# [Goal of the exercise]
Going through the entries below, copy out each line that contains "MainActivity".
• • • • •
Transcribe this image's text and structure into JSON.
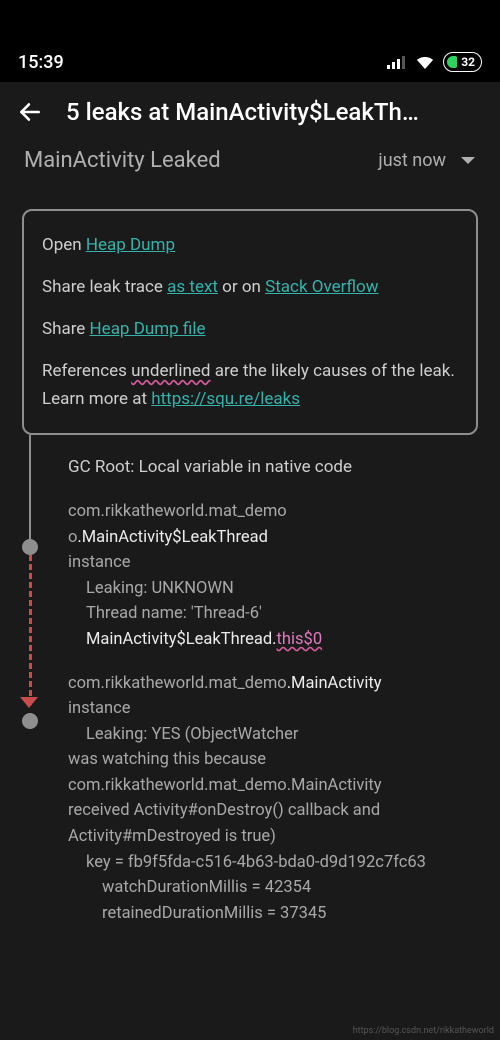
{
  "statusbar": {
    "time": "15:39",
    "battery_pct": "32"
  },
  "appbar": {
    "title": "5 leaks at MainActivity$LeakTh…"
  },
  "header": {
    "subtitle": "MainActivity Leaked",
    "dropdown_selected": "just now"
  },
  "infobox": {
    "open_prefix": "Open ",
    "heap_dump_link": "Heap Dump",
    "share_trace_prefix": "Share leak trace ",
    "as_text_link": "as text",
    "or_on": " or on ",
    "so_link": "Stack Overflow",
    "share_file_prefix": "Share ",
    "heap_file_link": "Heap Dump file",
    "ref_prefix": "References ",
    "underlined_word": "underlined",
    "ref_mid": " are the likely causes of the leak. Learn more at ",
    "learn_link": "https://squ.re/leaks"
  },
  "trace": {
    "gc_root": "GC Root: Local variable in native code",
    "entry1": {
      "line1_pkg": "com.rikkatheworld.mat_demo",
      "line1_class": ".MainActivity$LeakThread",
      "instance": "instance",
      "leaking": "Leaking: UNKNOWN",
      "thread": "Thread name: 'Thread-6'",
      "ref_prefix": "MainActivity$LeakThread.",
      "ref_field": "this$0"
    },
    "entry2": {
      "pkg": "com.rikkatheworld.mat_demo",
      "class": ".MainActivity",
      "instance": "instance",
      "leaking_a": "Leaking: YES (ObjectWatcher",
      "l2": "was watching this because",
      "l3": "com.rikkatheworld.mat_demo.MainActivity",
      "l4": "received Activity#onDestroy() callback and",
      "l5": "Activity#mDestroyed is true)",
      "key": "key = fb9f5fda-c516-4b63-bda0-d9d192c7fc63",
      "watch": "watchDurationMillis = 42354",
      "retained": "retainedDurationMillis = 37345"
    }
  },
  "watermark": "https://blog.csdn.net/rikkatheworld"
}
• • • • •
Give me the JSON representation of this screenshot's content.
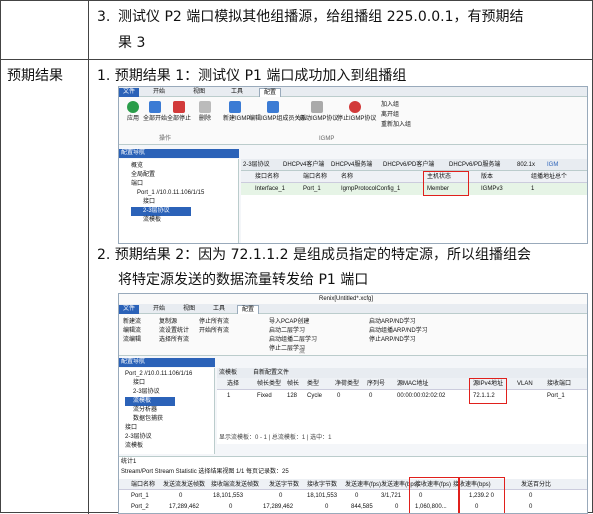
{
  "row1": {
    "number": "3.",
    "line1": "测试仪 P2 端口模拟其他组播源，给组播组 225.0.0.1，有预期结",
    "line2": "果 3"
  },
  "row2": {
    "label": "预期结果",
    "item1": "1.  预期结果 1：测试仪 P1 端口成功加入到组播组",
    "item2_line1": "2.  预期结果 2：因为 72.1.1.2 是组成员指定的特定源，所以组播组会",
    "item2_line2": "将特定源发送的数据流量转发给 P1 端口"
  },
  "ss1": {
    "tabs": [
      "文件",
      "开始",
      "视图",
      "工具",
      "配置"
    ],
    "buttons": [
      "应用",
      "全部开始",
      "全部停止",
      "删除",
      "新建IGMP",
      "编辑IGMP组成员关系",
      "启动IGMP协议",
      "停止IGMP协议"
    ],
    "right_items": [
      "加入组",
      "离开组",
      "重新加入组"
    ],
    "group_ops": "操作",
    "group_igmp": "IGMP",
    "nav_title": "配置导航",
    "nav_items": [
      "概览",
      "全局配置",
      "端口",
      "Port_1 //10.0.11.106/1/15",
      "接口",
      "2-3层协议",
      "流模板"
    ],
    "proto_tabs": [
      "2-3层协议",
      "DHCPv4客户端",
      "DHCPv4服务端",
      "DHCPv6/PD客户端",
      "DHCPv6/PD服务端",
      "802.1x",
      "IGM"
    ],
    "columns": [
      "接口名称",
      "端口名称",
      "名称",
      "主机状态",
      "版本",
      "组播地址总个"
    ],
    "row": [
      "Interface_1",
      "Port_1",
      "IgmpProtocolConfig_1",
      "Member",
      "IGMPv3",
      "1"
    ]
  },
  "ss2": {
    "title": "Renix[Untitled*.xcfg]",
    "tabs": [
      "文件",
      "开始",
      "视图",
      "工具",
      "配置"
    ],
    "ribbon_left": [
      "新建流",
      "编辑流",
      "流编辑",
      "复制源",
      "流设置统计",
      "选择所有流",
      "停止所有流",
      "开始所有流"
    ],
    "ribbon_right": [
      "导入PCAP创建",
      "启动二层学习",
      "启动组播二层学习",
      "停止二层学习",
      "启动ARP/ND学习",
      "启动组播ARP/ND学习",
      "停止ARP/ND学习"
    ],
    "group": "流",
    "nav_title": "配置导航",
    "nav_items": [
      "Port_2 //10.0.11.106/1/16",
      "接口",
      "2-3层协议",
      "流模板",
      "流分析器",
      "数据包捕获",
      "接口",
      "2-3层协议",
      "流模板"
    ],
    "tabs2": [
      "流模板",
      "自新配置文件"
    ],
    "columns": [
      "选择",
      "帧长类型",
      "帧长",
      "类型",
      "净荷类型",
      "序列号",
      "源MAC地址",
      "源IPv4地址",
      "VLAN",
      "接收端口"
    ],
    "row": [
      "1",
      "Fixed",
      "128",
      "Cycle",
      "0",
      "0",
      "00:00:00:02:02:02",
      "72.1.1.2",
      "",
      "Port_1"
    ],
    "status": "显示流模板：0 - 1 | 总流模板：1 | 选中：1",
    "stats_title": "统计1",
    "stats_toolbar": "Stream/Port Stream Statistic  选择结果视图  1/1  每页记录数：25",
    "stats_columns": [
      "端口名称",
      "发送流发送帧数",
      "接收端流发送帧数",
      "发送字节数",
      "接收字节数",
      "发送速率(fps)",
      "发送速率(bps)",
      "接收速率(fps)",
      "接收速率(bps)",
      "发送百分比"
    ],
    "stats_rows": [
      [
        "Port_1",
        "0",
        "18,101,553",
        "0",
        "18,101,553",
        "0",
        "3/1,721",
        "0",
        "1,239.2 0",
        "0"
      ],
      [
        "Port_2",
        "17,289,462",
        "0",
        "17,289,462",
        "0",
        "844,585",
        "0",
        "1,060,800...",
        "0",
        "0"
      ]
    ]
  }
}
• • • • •
# [Answer space]
    "title": "5 leaks at MainActivity$LeakTh…"
    "subtitle": "MainActivity Leaked",
      "line1_class": ".MainActivity$LeakThread",
      "ref_prefix": "MainActivity$LeakThread.",
      "class": ".MainActivity",
      "l3": "com.rikkatheworld.mat_demo.MainActivity",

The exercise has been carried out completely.